**REQUIRED WORK:** Across the whole listing, copy out every line that includes the string "location".

**GIVEN ENTRIES:**
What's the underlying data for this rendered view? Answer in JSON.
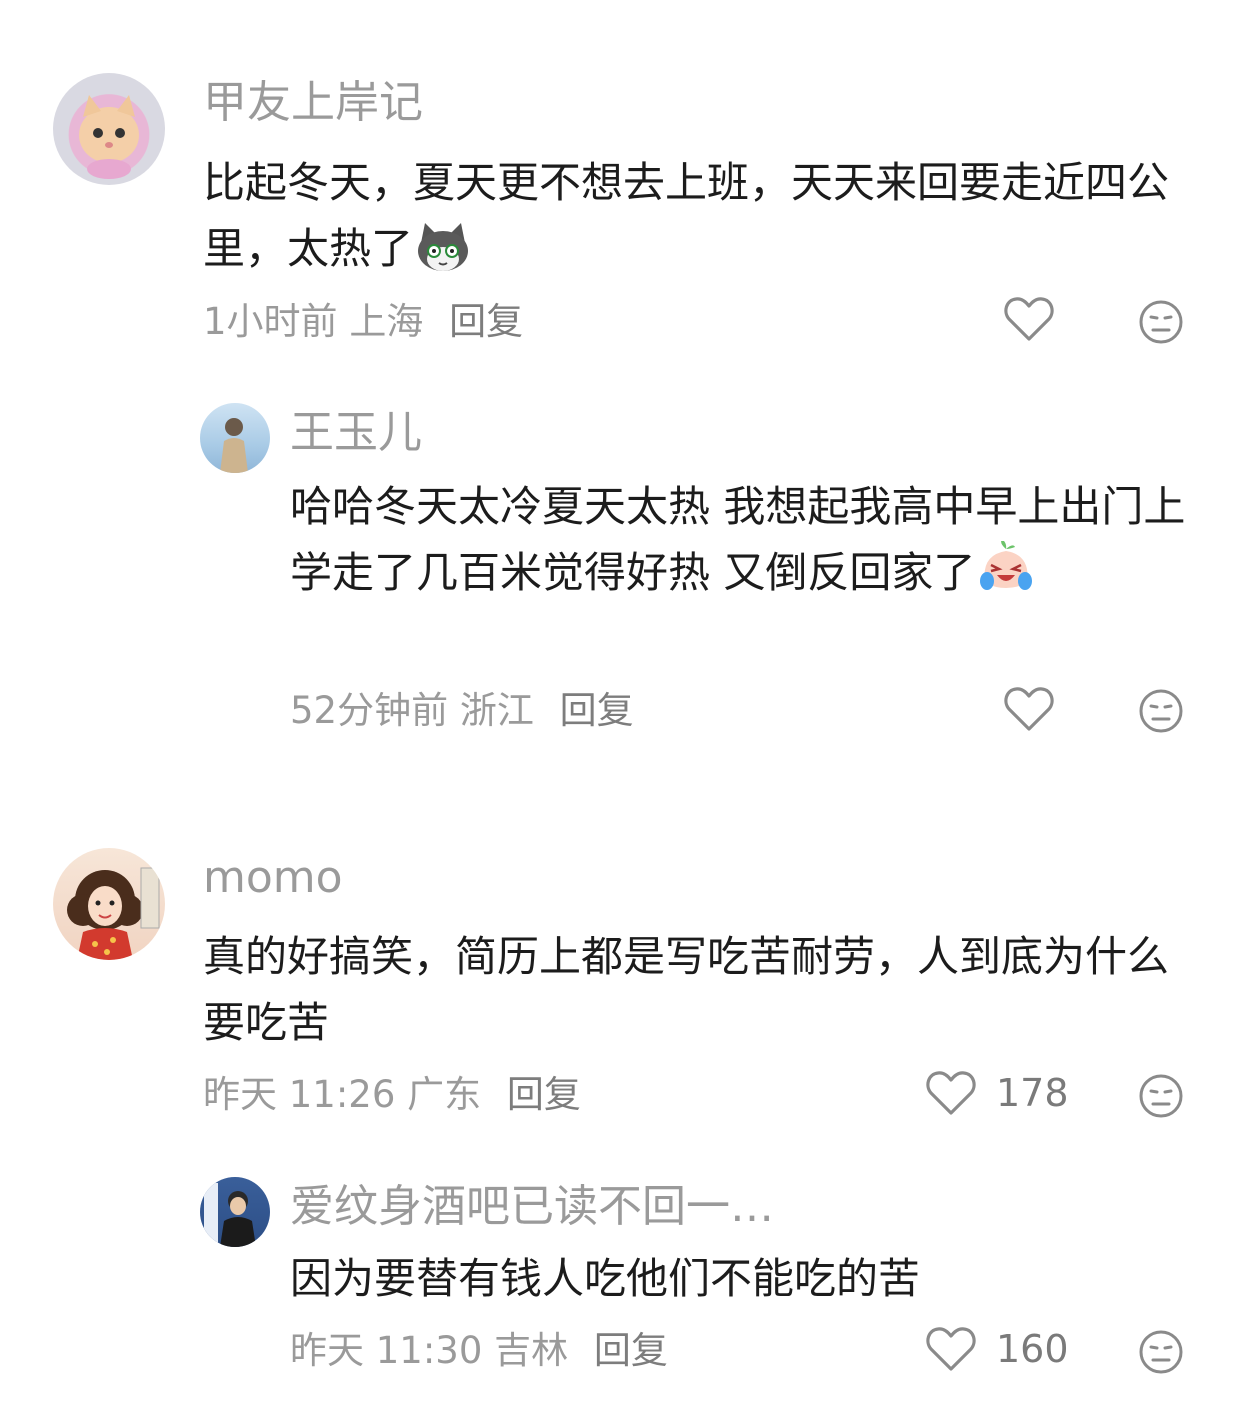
{
  "comments": [
    {
      "username": "甲友上岸记",
      "text": "比起冬天，夏天更不想去上班，天天来回要走近四公里，太热了",
      "emoji": "cat-face-emoji",
      "time": "1小时前",
      "location": "上海",
      "reply_label": "回复",
      "likes": "",
      "reply": {
        "username": "王玉儿",
        "text": "哈哈冬天太冷夏天太热 我想起我高中早上出门上学走了几百米觉得好热 又倒反回家了",
        "emoji": "laugh-cry-emoji",
        "time": "52分钟前",
        "location": "浙江",
        "reply_label": "回复",
        "likes": ""
      }
    },
    {
      "username": "momo",
      "text": "真的好搞笑，简历上都是写吃苦耐劳，人到底为什么要吃苦",
      "time": "昨天 11:26",
      "location": "广东",
      "reply_label": "回复",
      "likes": "178",
      "reply": {
        "username": "爱纹身酒吧已读不回一…",
        "text": "因为要替有钱人吃他们不能吃的苦",
        "time": "昨天 11:30",
        "location": "吉林",
        "reply_label": "回复",
        "likes": "160"
      }
    }
  ],
  "icons": {
    "like": "heart-outline-icon",
    "dislike": "unamused-face-icon"
  },
  "colors": {
    "username": "#9a9a9a",
    "text": "#1c1c1c",
    "meta": "#9a9a9a"
  }
}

**WRITTEN RESPONSE:**
      "location": "上海",
        "location": "浙江",
      "location": "广东",
        "location": "吉林",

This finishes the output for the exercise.